In addition to unprecedented collaboration amongst Temple leaders, I anticipate that this coming year will see an unparalleled level of Engagment amongst our congregants. There will be unique opportunities to work alongside Cantor Roskin and participate in our service in a capacity infrequently afforded to congregants. For the first time in the history of our Temple, we have a full-time employee, Monika Singletary, focused solely on increasing the level of engagement of all our Temple family members. We desire to bring renewed energy and commitment to our post B’nai-Mitzvah and confirmation age young adults. We recognize that empty nesters are searching for deeper meaning and connection, as are our Seniors and young families. Our interim Educational Director, Lynda Gutcheon, brings fresh perspective and the skill set to maintain and nurture our long-standing promise to provide a quality Jewish and Hebrew education to all of our youth. While the absence of a Senior Rabbi presents our Temple with challenges, the opportunities afforded to our Temple family as we partner with one another this coming year will lead to a stronger, more unified congregation better equiiped to face the challenges that lie ahead.
I ask each of you to renew your status as an intentional Jew-By-Choice and partner with me in the sacred work of making our Temple a place of relevancy and purpose. Our annual gala scheduled on August 25th will be a wonderful evening to celebrate the successes and leadership of our past while we simultaneously share excitement for our collective vision of the future. Your 2018-19 Temple Board is focused on accountability, transparency, fiscal responsibility, and intentionality. We are steadfast in our commitment to Temple Emanu-El’s core mission: Seek. Engage, Transform.

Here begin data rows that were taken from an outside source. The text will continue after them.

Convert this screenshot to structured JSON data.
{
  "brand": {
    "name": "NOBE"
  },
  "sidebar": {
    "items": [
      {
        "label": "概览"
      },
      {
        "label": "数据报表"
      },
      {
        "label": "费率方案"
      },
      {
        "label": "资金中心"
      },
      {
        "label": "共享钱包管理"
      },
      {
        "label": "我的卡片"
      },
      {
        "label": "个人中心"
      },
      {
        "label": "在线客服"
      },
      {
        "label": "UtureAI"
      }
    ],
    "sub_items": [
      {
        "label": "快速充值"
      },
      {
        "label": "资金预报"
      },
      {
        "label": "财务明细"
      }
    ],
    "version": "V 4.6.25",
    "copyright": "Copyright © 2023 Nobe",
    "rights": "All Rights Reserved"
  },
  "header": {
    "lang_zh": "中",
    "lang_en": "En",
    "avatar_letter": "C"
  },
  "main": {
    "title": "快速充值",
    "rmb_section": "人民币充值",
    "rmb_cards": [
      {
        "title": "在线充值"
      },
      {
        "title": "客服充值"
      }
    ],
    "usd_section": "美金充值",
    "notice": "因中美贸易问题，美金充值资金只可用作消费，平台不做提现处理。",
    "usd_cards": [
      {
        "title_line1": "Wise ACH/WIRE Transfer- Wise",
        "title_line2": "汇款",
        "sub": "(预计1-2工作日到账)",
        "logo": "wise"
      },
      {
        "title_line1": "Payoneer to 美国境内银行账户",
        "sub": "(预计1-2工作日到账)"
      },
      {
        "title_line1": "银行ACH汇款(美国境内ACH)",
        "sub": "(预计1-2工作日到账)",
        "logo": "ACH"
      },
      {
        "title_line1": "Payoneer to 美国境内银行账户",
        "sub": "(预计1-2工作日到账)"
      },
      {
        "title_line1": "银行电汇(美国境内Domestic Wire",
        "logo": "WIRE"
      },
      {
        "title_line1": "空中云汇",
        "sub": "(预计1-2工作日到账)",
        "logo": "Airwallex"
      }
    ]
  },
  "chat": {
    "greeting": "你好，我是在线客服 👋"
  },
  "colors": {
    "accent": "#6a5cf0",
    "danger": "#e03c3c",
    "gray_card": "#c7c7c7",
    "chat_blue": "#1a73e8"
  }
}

We look forward to an exciting year of new beginnings and partnering with a loving congregation united in its desire to ensure the long-term sustainability of our beloved Temple Emanuel.
Dr. Al Cohn
President, Board of Directors